[DATASET RECORDS Boundary: Start]

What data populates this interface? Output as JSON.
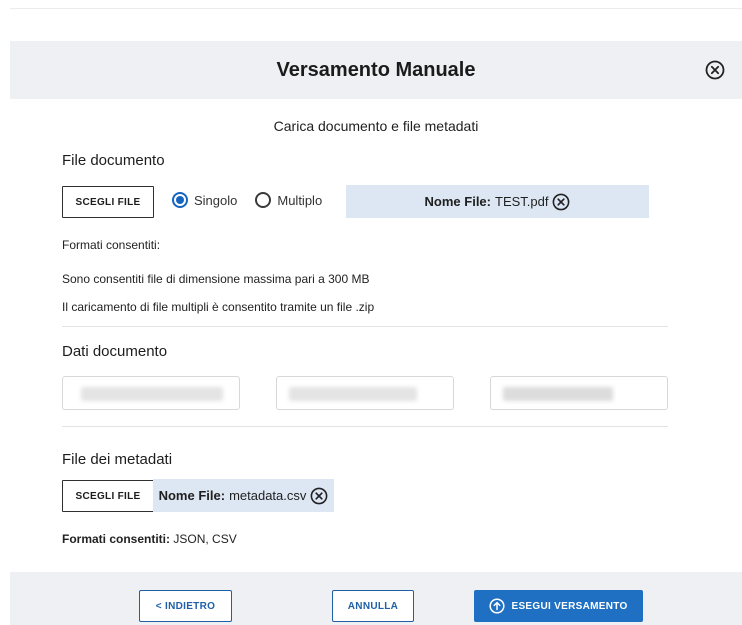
{
  "modal": {
    "title": "Versamento Manuale",
    "subtitle": "Carica documento e file metadati"
  },
  "file_documento": {
    "title": "File documento",
    "choose_label": "SCEGLI FILE",
    "radio_options": [
      {
        "label": "Singolo",
        "checked": true
      },
      {
        "label": "Multiplo",
        "checked": false
      }
    ],
    "file_name_label": "Nome File:",
    "file_name": "TEST.pdf",
    "formats_label": "Formati consentiti:",
    "size_note": "Sono consentiti file di dimensione massima pari a 300 MB",
    "multi_note": "Il caricamento di file multipli è consentito tramite un file .zip"
  },
  "dati_documento": {
    "title": "Dati documento"
  },
  "file_metadati": {
    "title": "File dei metadati",
    "choose_label": "SCEGLI FILE",
    "file_name_label": "Nome File:",
    "file_name": "metadata.csv",
    "formats_label": "Formati consentiti:",
    "formats_value": "JSON, CSV"
  },
  "footer": {
    "back_label": "< INDIETRO",
    "cancel_label": "ANNULLA",
    "submit_label": "ESEGUI VERSAMENTO"
  },
  "colors": {
    "accent": "#1f6fc2",
    "chip_bg": "#dde7f3",
    "header_bg": "#eef0f3"
  }
}
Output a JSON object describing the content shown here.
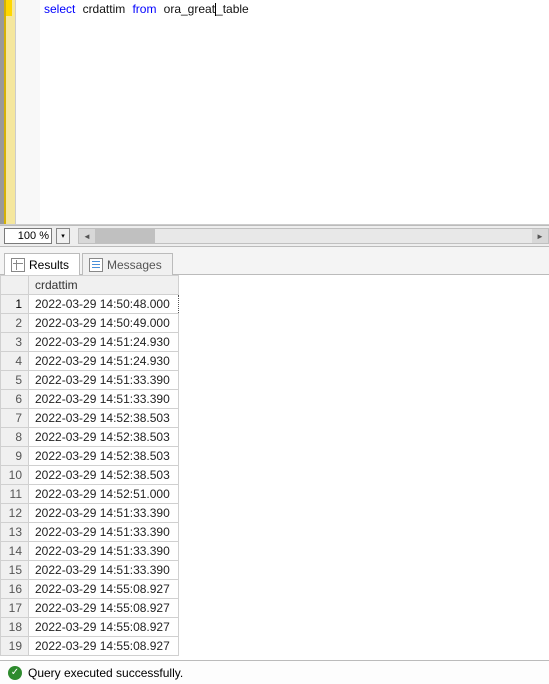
{
  "editor": {
    "code_html": "<span class='kw'>select</span> <span class='identdark'>crdattim</span> <span class='kw'>from</span> <span class='identdark'>ora_great</span><span class='cursor-line'></span><span class='identdark'>_table</span>"
  },
  "zoom": {
    "value": "100 %"
  },
  "tabs": {
    "results": "Results",
    "messages": "Messages"
  },
  "grid": {
    "column": "crdattim",
    "rows": [
      "2022-03-29 14:50:48.000",
      "2022-03-29 14:50:49.000",
      "2022-03-29 14:51:24.930",
      "2022-03-29 14:51:24.930",
      "2022-03-29 14:51:33.390",
      "2022-03-29 14:51:33.390",
      "2022-03-29 14:52:38.503",
      "2022-03-29 14:52:38.503",
      "2022-03-29 14:52:38.503",
      "2022-03-29 14:52:38.503",
      "2022-03-29 14:52:51.000",
      "2022-03-29 14:51:33.390",
      "2022-03-29 14:51:33.390",
      "2022-03-29 14:51:33.390",
      "2022-03-29 14:51:33.390",
      "2022-03-29 14:55:08.927",
      "2022-03-29 14:55:08.927",
      "2022-03-29 14:55:08.927",
      "2022-03-29 14:55:08.927"
    ]
  },
  "status": {
    "text": "Query executed successfully."
  }
}
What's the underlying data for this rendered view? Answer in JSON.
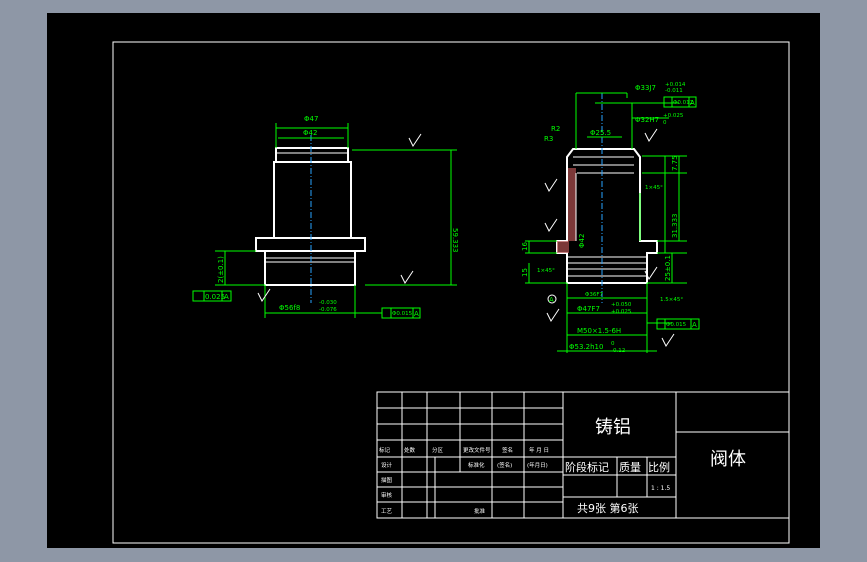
{
  "title_block": {
    "material": "铸铝",
    "part_name": "阀体",
    "stage_mark": "阶段标记",
    "weight": "质量",
    "scale_label": "比例",
    "scale_value": "1 : 1.5",
    "sheets": "共9张 第6张",
    "rows": {
      "mark": "标记",
      "count": "处数",
      "zone": "分区",
      "change_doc": "更改文件号",
      "sign": "签名",
      "date": "年 月 日",
      "design": "设计",
      "standardize": "标准化",
      "sign2": "(签名)",
      "date2": "(年月日)",
      "drawing": "描图",
      "review": "审核",
      "process": "工艺",
      "approve": "批准"
    }
  },
  "left_view": {
    "dim_outer": "Φ47",
    "dim_inner": "Φ42",
    "dim_height": "59.333",
    "dim_flange": "2(±0.1)",
    "dim_bore": "Φ56f8",
    "dim_bore_tol_upper": "-0.030",
    "dim_bore_tol_lower": "-0.076",
    "runout": "0.025",
    "datum": "A",
    "position_tol": "Φ0.015",
    "datum_ref": "A"
  },
  "right_view": {
    "dim_top": "Φ33J7",
    "dim_top_tol_upper": "+0.014",
    "dim_top_tol_lower": "-0.011",
    "dim_top_geo": "Φ0.012",
    "dim_bore2": "Φ32H7",
    "dim_bore2_tol_upper": "+0.025",
    "dim_bore2_tol_lower": "0",
    "dim_inner": "Φ25.5",
    "radius1": "R2",
    "radius2": "R3",
    "chamfer1": "1×45°",
    "chamfer2": "1.5×45°",
    "chamfer3": "1×45°",
    "dim_36": "Φ36F7",
    "dim_47": "Φ47F7",
    "dim_47_tol_upper": "+0.050",
    "dim_47_tol_lower": "+0.025",
    "thread": "M50×1.5-6H",
    "dim_53": "Φ53.2h10",
    "dim_53_tol_upper": "0",
    "dim_53_tol_lower": "-0.12",
    "position_tol": "Φ0.015",
    "datum": "A",
    "dim_7": "7.75",
    "dim_31": "31.333",
    "dim_25": "25±0.1",
    "dim_16": "16",
    "dim_15": "15",
    "dim_42": "Φ42"
  }
}
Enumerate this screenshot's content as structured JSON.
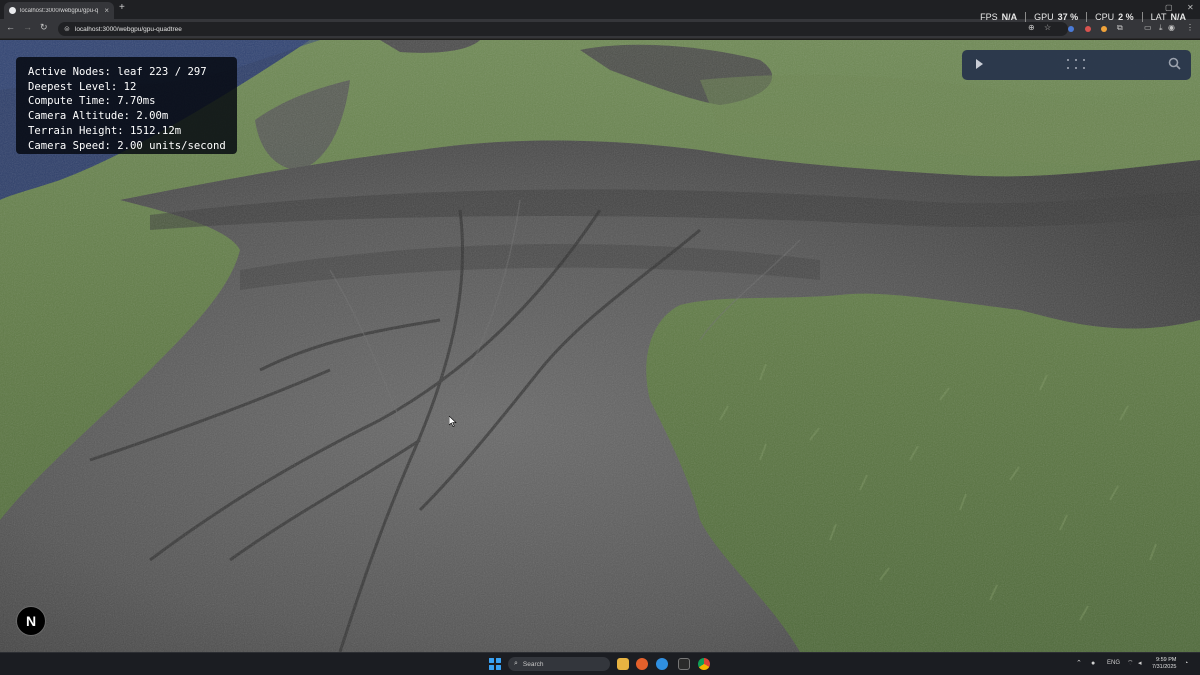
{
  "browser": {
    "tab": {
      "title": "localhost:3000/webgpu/gpu-q",
      "close_icon": "×"
    },
    "new_tab_icon": "+",
    "url": "localhost:3000/webgpu/gpu-quadtree",
    "window_controls": {
      "minimize": "–",
      "maximize": "▢",
      "close": "✕"
    }
  },
  "perf_overlay": {
    "items": [
      {
        "label": "FPS",
        "value": "N/A"
      },
      {
        "label": "GPU",
        "value": "37 %"
      },
      {
        "label": "CPU",
        "value": "2 %"
      },
      {
        "label": "LAT",
        "value": "N/A"
      }
    ]
  },
  "stats": {
    "lines": [
      "Active Nodes: leaf 223 / 297",
      "Deepest Level: 12",
      "Compute Time: 7.70ms",
      "Camera Altitude: 2.00m",
      "Terrain Height: 1512.12m",
      "Camera Speed: 2.00 units/second"
    ]
  },
  "badge": {
    "letter": "N"
  },
  "taskbar": {
    "search_placeholder": "Search",
    "tray": {
      "language": "ENG",
      "time": "9:59 PM",
      "date": "7/31/2025"
    }
  },
  "colors": {
    "grass": "#5f7a45",
    "rock": "#4f4f4f",
    "water": "#2e3f6a",
    "accent_blue": "#3aa3f5"
  }
}
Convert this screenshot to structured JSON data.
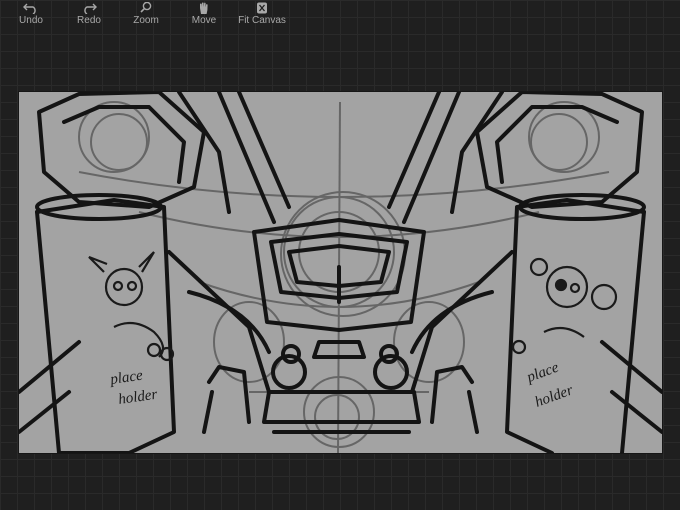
{
  "toolbar": {
    "undo": {
      "label": "Undo",
      "icon": "undo-arrow-icon"
    },
    "redo": {
      "label": "Redo",
      "icon": "redo-arrow-icon"
    },
    "zoom": {
      "label": "Zoom",
      "icon": "magnifier-icon"
    },
    "move": {
      "label": "Move",
      "icon": "hand-icon"
    },
    "fit_canvas": {
      "label": "Fit Canvas",
      "icon": "fit-canvas-icon"
    }
  },
  "canvas": {
    "background_color": "#a3a3a3",
    "ink_color": "#141414",
    "sketch_color": "#5c5c5c",
    "sketch_text_left": [
      "place",
      "holder"
    ],
    "sketch_text_right": [
      "place",
      "holder"
    ]
  },
  "workspace": {
    "background_color": "#1f1f1f",
    "grid_color": "#2a2a2a"
  }
}
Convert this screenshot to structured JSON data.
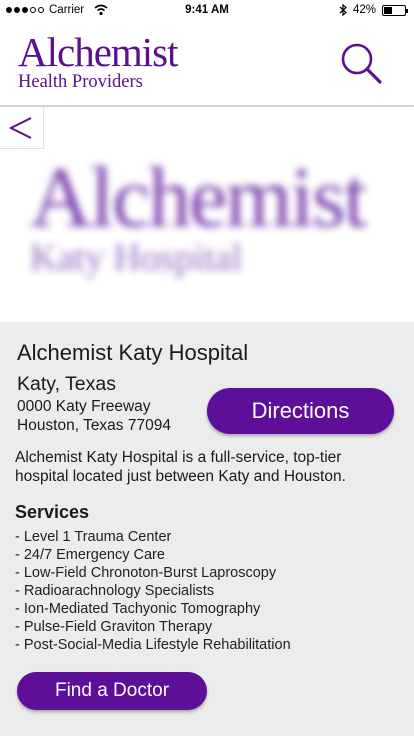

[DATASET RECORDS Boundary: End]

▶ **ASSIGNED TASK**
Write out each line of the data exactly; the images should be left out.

▶ **PROBLEM SOLUTION**
What data populates this interface? Output as JSON.
{
  "modal": {
    "title": "Versamento Manuale",
    "subtitle": "Carica documento e file metadati"
  },
  "file_documento": {
    "title": "File documento",
    "choose_label": "SCEGLI FILE",
    "radio_options": [
      {
        "label": "Singolo",
        "checked": true
      },
      {
        "label": "Multiplo",
        "checked": false
      }
    ],
    "file_name_label": "Nome File:",
    "file_name": "TEST.pdf",
    "formats_label": "Formati consentiti:",
    "size_note": "Sono consentiti file di dimensione massima pari a 300 MB",
    "multi_note": "Il caricamento di file multipli è consentito tramite un file .zip"
  },
  "dati_documento": {
    "title": "Dati documento"
  },
  "file_metadati": {
    "title": "File dei metadati",
    "choose_label": "SCEGLI FILE",
    "file_name_label": "Nome File:",
    "file_name": "metadata.csv",
    "formats_label": "Formati consentiti:",
    "formats_value": "JSON, CSV"
  },
  "footer": {
    "back_label": "< INDIETRO",
    "cancel_label": "ANNULLA",
    "submit_label": "ESEGUI VERSAMENTO"
  },
  "colors": {
    "accent": "#1f6fc2",
    "chip_bg": "#dde7f3",
    "header_bg": "#eef0f3"
  }
}
Output a JSON object describing the content shown here.
{
  "editor": {
    "code_html": "<span class='kw'>select</span> <span class='identdark'>crdattim</span> <span class='kw'>from</span> <span class='identdark'>ora_great</span><span class='cursor-line'></span><span class='identdark'>_table</span>"
  },
  "zoom": {
    "value": "100 %"
  },
  "tabs": {
    "results": "Results",
    "messages": "Messages"
  },
  "grid": {
    "column": "crdattim",
    "rows": [
      "2022-03-29 14:50:48.000",
      "2022-03-29 14:50:49.000",
      "2022-03-29 14:51:24.930",
      "2022-03-29 14:51:24.930",
      "2022-03-29 14:51:33.390",
      "2022-03-29 14:51:33.390",
      "2022-03-29 14:52:38.503",
      "2022-03-29 14:52:38.503",
      "2022-03-29 14:52:38.503",
      "2022-03-29 14:52:38.503",
      "2022-03-29 14:52:51.000",
      "2022-03-29 14:51:33.390",
      "2022-03-29 14:51:33.390",
      "2022-03-29 14:51:33.390",
      "2022-03-29 14:51:33.390",
      "2022-03-29 14:55:08.927",
      "2022-03-29 14:55:08.927",
      "2022-03-29 14:55:08.927",
      "2022-03-29 14:55:08.927"
    ]
  },
  "status": {
    "text": "Query executed successfully."
  }
}
What's the underlying data for this rendered view? Answer in JSON.
{
  "title_block": {
    "material": "铸铝",
    "part_name": "阀体",
    "stage_mark": "阶段标记",
    "weight": "质量",
    "scale_label": "比例",
    "scale_value": "1 : 1.5",
    "sheets": "共9张 第6张",
    "rows": {
      "mark": "标记",
      "count": "处数",
      "zone": "分区",
      "change_doc": "更改文件号",
      "sign": "签名",
      "date": "年 月 日",
      "design": "设计",
      "standardize": "标准化",
      "sign2": "(签名)",
      "date2": "(年月日)",
      "drawing": "描图",
      "review": "审核",
      "process": "工艺",
      "approve": "批准"
    }
  },
  "left_view": {
    "dim_outer": "Φ47",
    "dim_inner": "Φ42",
    "dim_height": "59.333",
    "dim_flange": "2(±0.1)",
    "dim_bore": "Φ56f8",
    "dim_bore_tol_upper": "-0.030",
    "dim_bore_tol_lower": "-0.076",
    "runout": "0.025",
    "datum": "A",
    "position_tol": "Φ0.015",
    "datum_ref": "A"
  },
  "right_view": {
    "dim_top": "Φ33J7",
    "dim_top_tol_upper": "+0.014",
    "dim_top_tol_lower": "-0.011",
    "dim_top_geo": "Φ0.012",
    "dim_bore2": "Φ32H7",
    "dim_bore2_tol_upper": "+0.025",
    "dim_bore2_tol_lower": "0",
    "dim_inner": "Φ25.5",
    "radius1": "R2",
    "radius2": "R3",
    "chamfer1": "1×45°",
    "chamfer2": "1.5×45°",
    "chamfer3": "1×45°",
    "dim_36": "Φ36F7",
    "dim_47": "Φ47F7",
    "dim_47_tol_upper": "+0.050",
    "dim_47_tol_lower": "+0.025",
    "thread": "M50×1.5-6H",
    "dim_53": "Φ53.2h10",
    "dim_53_tol_upper": "0",
    "dim_53_tol_lower": "-0.12",
    "position_tol": "Φ0.015",
    "datum": "A",
    "dim_7": "7.75",
    "dim_31": "31.333",
    "dim_25": "25±0.1",
    "dim_16": "16",
    "dim_15": "15",
    "dim_42": "Φ42"
  }
}
Enumerate this screenshot's content as structured JSON.
{
  "browser": {
    "tab": {
      "title": "localhost:3000/webgpu/gpu-q",
      "close_icon": "×"
    },
    "new_tab_icon": "+",
    "url": "localhost:3000/webgpu/gpu-quadtree",
    "window_controls": {
      "minimize": "–",
      "maximize": "▢",
      "close": "✕"
    }
  },
  "perf_overlay": {
    "items": [
      {
        "label": "FPS",
        "value": "N/A"
      },
      {
        "label": "GPU",
        "value": "37 %"
      },
      {
        "label": "CPU",
        "value": "2 %"
      },
      {
        "label": "LAT",
        "value": "N/A"
      }
    ]
  },
  "stats": {
    "lines": [
      "Active Nodes: leaf 223 / 297",
      "Deepest Level: 12",
      "Compute Time: 7.70ms",
      "Camera Altitude: 2.00m",
      "Terrain Height: 1512.12m",
      "Camera Speed: 2.00 units/second"
    ]
  },
  "badge": {
    "letter": "N"
  },
  "taskbar": {
    "search_placeholder": "Search",
    "tray": {
      "language": "ENG",
      "time": "9:59 PM",
      "date": "7/31/2025"
    }
  },
  "colors": {
    "grass": "#5f7a45",
    "rock": "#4f4f4f",
    "water": "#2e3f6a",
    "accent_blue": "#3aa3f5"
  }
}
Convert this screenshot to structured JSON data.
{
  "toolbar": {
    "undo": {
      "label": "Undo",
      "icon": "undo-arrow-icon"
    },
    "redo": {
      "label": "Redo",
      "icon": "redo-arrow-icon"
    },
    "zoom": {
      "label": "Zoom",
      "icon": "magnifier-icon"
    },
    "move": {
      "label": "Move",
      "icon": "hand-icon"
    },
    "fit_canvas": {
      "label": "Fit Canvas",
      "icon": "fit-canvas-icon"
    }
  },
  "canvas": {
    "background_color": "#a3a3a3",
    "ink_color": "#141414",
    "sketch_color": "#5c5c5c",
    "sketch_text_left": [
      "place",
      "holder"
    ],
    "sketch_text_right": [
      "place",
      "holder"
    ]
  },
  "workspace": {
    "background_color": "#1f1f1f",
    "grid_color": "#2a2a2a"
  }
}
Convert this screenshot to structured JSON data.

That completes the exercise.